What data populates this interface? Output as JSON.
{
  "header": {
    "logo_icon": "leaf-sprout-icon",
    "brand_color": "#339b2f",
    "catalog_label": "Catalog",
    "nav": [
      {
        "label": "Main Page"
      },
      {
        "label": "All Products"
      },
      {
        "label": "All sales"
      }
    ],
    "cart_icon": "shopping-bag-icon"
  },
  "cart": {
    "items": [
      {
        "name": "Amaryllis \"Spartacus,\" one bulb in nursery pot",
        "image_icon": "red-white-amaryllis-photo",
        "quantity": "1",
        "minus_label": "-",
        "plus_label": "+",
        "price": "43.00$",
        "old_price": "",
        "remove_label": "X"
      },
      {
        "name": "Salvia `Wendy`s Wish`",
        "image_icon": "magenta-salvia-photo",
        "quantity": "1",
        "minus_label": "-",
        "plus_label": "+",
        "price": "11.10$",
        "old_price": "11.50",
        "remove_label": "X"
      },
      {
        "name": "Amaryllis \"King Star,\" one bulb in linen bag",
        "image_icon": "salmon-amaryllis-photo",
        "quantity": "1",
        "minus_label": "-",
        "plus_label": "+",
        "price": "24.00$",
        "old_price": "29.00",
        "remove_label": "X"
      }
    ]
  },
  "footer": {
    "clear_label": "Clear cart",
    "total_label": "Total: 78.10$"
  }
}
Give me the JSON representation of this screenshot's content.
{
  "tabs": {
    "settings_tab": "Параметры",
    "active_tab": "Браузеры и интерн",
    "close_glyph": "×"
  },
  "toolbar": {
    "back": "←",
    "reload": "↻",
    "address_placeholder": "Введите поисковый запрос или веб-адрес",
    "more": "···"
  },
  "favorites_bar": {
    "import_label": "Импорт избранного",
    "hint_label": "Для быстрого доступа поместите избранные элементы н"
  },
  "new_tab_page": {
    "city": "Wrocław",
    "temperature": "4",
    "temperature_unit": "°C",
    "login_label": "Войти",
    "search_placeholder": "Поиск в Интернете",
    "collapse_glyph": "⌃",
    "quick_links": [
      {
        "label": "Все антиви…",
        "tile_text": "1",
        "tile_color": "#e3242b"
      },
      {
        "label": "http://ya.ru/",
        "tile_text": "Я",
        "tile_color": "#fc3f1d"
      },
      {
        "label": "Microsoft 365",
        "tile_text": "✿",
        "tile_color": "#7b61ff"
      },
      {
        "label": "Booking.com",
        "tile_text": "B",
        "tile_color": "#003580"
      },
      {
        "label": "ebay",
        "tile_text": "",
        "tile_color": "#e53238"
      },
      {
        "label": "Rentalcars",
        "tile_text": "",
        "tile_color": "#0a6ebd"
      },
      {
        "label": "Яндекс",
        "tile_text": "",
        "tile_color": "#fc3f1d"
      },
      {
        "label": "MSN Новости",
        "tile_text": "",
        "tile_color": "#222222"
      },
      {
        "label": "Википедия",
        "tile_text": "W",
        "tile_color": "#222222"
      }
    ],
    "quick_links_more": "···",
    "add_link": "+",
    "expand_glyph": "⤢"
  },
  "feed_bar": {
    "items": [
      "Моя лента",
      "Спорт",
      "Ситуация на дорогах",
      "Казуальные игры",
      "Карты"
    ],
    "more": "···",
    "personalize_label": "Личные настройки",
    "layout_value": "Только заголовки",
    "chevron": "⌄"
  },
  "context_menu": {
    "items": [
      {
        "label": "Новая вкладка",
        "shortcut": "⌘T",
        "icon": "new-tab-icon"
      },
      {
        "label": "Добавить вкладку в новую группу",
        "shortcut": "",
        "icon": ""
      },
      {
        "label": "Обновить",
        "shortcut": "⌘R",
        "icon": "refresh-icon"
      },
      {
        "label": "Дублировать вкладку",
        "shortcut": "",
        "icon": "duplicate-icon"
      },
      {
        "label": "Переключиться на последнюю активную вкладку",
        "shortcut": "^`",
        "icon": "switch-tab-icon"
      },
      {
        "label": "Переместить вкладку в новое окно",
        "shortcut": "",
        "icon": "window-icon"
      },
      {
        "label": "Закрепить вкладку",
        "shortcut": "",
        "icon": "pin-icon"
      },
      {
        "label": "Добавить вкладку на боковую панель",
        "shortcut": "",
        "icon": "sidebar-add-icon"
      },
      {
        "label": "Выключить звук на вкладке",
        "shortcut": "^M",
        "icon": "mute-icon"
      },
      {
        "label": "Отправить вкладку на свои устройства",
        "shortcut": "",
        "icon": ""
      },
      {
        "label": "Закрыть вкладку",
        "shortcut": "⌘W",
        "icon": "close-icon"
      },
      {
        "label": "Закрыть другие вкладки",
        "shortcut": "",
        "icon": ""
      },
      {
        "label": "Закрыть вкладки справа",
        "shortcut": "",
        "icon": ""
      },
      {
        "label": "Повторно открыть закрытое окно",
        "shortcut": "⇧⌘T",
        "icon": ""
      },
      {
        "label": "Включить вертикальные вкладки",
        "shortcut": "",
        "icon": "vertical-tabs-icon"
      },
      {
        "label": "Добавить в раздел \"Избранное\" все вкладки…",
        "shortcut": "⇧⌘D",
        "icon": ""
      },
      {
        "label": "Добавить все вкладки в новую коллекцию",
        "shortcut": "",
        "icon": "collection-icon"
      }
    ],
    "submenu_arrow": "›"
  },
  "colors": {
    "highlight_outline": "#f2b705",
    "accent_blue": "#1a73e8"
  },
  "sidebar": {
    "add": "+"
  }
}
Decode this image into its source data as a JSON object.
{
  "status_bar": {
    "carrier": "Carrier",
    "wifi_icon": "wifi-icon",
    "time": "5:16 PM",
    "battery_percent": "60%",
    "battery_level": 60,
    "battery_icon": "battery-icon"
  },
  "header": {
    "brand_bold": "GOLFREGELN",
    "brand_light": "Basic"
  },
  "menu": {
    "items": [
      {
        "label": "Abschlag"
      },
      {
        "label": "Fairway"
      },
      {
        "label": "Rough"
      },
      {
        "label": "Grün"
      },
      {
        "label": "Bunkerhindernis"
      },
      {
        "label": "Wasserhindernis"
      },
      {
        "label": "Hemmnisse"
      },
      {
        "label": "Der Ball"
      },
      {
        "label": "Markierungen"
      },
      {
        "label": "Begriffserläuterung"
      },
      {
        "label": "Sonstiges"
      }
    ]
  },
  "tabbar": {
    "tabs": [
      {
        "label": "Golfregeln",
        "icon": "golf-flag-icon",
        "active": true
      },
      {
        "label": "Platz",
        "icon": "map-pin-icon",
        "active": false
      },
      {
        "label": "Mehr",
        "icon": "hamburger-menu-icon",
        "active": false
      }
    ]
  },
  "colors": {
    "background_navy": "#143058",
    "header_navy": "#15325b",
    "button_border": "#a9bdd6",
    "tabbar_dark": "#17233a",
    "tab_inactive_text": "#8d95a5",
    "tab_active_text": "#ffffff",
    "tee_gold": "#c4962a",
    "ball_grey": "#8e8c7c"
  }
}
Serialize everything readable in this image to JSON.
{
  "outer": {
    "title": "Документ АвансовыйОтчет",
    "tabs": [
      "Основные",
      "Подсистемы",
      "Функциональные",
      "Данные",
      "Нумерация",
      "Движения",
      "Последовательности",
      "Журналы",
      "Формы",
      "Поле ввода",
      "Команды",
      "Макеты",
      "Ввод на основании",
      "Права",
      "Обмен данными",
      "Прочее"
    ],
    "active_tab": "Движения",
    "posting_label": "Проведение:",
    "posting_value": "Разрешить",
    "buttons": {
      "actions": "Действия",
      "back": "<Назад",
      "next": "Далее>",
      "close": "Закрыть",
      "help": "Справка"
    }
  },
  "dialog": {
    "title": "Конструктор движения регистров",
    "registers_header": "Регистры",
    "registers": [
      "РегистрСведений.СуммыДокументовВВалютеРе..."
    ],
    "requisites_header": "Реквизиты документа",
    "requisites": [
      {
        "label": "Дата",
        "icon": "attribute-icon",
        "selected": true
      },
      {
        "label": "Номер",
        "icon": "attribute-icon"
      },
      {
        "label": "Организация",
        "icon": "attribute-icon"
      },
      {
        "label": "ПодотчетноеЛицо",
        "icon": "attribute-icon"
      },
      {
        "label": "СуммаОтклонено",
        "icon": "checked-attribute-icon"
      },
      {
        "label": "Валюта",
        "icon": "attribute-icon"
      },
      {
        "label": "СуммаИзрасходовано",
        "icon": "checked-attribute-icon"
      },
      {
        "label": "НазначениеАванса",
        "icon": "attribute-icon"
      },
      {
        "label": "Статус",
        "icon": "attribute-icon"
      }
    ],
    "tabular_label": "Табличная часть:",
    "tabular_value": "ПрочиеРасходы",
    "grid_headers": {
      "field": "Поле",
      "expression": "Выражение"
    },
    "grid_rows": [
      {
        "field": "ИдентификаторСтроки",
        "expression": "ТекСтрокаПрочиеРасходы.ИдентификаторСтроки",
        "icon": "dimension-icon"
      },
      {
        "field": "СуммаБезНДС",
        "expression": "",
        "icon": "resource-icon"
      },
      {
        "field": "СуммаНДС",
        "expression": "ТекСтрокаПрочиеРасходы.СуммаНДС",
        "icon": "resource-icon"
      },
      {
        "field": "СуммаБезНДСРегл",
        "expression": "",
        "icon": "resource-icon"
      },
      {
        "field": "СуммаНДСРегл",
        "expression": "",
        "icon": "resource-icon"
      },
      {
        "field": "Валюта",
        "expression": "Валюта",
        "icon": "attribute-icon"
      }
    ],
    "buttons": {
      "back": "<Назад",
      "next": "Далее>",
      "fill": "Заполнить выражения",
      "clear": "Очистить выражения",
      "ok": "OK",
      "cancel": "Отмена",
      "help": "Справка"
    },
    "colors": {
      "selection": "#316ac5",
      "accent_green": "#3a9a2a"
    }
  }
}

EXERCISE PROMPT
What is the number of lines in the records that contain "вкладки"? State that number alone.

EXERCISE OUTPUT
5